Task objective: Only one thing is required: the number of lines in the entries below that contain "this".

Entries provided:
★ ★ ★ ★ ★ ★ ★
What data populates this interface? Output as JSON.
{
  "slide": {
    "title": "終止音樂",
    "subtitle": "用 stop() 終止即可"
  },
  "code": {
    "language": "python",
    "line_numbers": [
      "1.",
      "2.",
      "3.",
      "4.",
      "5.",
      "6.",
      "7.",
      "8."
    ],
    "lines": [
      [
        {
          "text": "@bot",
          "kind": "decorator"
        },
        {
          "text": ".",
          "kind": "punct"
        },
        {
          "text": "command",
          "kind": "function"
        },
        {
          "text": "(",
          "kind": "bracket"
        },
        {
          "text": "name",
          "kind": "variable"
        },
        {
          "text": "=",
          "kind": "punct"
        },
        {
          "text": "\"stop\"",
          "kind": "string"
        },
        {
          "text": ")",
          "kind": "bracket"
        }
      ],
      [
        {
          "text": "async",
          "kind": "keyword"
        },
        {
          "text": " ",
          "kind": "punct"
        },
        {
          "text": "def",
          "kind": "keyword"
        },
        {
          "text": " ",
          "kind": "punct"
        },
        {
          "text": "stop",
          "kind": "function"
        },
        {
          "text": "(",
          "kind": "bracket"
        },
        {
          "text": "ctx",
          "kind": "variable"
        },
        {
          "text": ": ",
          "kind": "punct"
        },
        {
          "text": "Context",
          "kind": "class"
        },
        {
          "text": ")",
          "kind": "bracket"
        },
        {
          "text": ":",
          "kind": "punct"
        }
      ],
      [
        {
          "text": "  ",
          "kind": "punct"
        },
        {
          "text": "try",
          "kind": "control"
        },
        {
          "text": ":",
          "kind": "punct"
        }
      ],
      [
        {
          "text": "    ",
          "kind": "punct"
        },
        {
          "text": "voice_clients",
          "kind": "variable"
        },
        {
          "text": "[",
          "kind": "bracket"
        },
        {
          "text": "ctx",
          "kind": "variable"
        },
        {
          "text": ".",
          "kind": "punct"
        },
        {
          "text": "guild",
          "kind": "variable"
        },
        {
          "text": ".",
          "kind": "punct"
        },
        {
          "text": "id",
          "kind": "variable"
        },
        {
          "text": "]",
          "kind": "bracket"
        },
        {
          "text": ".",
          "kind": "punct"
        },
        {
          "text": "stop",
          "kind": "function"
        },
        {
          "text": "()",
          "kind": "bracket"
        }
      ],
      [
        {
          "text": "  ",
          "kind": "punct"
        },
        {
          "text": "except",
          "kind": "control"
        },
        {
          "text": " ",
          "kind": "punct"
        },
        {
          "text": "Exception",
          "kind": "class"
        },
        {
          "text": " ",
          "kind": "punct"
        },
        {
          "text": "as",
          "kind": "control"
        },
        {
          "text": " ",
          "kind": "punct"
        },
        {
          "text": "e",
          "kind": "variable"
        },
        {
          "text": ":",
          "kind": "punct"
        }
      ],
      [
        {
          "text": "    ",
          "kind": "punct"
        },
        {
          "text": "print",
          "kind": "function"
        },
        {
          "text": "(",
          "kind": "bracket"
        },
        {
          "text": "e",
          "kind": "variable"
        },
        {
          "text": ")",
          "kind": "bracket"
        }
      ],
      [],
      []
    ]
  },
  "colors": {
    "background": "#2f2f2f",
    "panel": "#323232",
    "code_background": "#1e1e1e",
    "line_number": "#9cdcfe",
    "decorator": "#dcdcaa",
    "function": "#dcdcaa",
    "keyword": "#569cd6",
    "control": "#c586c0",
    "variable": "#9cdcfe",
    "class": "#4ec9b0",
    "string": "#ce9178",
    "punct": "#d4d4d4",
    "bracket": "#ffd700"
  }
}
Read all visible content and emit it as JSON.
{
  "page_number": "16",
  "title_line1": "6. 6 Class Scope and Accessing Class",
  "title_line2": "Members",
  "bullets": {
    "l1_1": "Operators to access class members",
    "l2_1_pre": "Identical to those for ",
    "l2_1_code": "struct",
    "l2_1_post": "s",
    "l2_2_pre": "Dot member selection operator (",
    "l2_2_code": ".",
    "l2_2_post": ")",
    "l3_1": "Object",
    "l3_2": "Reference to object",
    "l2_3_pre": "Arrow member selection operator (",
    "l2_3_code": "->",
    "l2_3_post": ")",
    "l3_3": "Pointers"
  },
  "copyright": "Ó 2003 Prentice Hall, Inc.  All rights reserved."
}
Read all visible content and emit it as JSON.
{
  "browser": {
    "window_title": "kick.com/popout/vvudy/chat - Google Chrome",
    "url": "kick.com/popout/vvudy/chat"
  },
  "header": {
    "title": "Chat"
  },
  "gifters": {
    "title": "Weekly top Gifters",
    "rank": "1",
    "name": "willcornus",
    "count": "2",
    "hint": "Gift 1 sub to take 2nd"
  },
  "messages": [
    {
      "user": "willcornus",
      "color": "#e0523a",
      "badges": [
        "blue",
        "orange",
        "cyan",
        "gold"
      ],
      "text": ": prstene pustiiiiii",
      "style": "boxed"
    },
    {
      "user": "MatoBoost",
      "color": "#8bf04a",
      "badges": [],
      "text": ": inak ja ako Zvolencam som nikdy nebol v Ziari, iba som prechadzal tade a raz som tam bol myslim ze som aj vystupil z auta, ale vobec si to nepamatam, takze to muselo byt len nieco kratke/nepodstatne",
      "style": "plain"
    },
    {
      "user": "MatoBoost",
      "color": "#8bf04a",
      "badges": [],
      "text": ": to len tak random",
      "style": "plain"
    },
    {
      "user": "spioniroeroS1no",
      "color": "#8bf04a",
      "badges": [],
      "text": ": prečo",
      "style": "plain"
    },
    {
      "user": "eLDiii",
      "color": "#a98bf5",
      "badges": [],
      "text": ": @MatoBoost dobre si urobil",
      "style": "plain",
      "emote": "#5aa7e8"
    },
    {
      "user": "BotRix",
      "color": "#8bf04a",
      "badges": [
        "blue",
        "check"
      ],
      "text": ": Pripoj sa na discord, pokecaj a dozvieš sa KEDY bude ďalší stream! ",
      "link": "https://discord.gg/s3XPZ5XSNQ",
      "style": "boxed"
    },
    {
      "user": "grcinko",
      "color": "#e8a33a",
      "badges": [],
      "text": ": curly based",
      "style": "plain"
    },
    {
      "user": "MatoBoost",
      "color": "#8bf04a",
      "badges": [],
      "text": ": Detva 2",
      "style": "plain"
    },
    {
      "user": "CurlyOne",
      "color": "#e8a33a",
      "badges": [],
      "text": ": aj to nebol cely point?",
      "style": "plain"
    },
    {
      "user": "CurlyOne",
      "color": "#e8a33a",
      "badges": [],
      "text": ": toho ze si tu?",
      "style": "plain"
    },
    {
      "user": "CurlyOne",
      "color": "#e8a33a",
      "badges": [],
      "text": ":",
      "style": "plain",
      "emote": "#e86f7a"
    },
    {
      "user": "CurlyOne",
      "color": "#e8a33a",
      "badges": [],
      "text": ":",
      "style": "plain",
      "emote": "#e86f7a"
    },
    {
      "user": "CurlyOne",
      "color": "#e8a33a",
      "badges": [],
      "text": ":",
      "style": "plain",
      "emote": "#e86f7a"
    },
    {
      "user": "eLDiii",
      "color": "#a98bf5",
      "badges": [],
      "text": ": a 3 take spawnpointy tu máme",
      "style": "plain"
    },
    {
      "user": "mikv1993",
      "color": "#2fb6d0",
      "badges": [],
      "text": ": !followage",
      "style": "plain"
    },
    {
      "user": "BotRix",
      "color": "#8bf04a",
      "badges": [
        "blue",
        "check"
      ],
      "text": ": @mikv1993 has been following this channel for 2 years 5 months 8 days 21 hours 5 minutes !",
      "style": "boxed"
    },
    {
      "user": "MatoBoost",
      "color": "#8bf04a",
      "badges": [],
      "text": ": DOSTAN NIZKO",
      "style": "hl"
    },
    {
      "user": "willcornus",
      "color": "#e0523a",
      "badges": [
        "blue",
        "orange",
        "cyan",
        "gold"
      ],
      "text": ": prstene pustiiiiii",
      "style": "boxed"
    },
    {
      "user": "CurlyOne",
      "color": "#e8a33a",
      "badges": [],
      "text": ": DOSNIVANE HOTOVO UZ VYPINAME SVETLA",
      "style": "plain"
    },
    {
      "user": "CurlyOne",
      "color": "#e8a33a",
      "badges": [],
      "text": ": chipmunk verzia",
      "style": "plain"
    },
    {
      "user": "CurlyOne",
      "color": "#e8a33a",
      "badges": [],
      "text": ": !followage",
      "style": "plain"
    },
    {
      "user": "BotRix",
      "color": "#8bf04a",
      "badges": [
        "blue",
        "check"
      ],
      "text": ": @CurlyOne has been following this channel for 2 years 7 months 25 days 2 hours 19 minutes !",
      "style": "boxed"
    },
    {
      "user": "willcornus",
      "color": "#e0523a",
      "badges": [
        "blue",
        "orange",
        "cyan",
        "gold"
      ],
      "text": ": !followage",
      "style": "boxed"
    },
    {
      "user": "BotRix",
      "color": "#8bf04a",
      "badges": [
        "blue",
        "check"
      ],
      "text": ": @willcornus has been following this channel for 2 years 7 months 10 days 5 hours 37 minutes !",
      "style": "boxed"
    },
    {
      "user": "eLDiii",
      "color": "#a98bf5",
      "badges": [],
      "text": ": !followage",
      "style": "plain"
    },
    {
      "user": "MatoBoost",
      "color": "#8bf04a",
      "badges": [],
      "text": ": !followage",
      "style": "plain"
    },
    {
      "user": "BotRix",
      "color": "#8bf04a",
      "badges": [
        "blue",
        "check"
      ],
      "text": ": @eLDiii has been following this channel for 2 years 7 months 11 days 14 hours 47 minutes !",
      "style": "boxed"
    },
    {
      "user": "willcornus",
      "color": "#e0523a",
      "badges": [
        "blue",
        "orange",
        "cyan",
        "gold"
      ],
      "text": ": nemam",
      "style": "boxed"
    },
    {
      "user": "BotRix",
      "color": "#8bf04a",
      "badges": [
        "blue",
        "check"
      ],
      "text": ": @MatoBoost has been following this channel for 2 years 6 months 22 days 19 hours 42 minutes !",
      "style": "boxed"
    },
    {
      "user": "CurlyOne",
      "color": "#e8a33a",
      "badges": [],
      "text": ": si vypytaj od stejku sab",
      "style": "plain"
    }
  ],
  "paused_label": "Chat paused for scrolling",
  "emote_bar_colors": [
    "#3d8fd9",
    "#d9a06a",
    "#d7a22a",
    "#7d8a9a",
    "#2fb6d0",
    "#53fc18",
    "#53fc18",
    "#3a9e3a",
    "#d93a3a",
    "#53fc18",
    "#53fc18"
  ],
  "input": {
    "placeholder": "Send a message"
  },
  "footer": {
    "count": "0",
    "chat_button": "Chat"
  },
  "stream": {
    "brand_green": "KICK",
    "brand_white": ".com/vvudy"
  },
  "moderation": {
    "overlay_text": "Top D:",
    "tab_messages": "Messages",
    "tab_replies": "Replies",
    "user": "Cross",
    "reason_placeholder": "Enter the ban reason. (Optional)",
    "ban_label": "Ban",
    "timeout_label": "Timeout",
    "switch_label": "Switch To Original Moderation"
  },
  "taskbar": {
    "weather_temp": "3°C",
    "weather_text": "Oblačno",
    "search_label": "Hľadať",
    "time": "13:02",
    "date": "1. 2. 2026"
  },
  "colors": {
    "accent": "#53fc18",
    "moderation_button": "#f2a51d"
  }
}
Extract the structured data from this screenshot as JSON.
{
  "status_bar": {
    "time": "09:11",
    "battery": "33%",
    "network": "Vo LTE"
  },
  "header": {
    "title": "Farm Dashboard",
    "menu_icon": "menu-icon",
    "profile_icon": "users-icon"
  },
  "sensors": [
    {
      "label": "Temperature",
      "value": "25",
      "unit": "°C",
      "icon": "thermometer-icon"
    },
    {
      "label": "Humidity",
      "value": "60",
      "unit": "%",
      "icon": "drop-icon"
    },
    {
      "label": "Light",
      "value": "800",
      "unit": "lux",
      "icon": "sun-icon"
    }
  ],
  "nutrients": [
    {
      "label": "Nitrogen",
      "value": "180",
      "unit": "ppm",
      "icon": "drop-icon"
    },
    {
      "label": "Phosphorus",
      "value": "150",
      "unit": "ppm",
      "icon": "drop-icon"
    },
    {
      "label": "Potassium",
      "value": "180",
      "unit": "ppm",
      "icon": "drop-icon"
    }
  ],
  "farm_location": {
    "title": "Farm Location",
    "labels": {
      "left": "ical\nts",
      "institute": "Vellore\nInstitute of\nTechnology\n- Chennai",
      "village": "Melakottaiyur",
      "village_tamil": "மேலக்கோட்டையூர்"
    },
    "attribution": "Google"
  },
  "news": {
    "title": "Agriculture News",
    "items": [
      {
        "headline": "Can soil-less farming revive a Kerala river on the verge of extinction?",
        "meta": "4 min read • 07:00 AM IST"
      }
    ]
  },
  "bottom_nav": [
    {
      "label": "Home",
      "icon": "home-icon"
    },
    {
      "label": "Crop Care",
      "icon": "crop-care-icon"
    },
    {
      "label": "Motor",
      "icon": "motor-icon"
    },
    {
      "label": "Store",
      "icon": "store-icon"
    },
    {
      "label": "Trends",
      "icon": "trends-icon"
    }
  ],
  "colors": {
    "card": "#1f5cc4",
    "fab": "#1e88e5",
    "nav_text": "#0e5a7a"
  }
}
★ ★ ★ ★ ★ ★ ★
Solved exercise: 7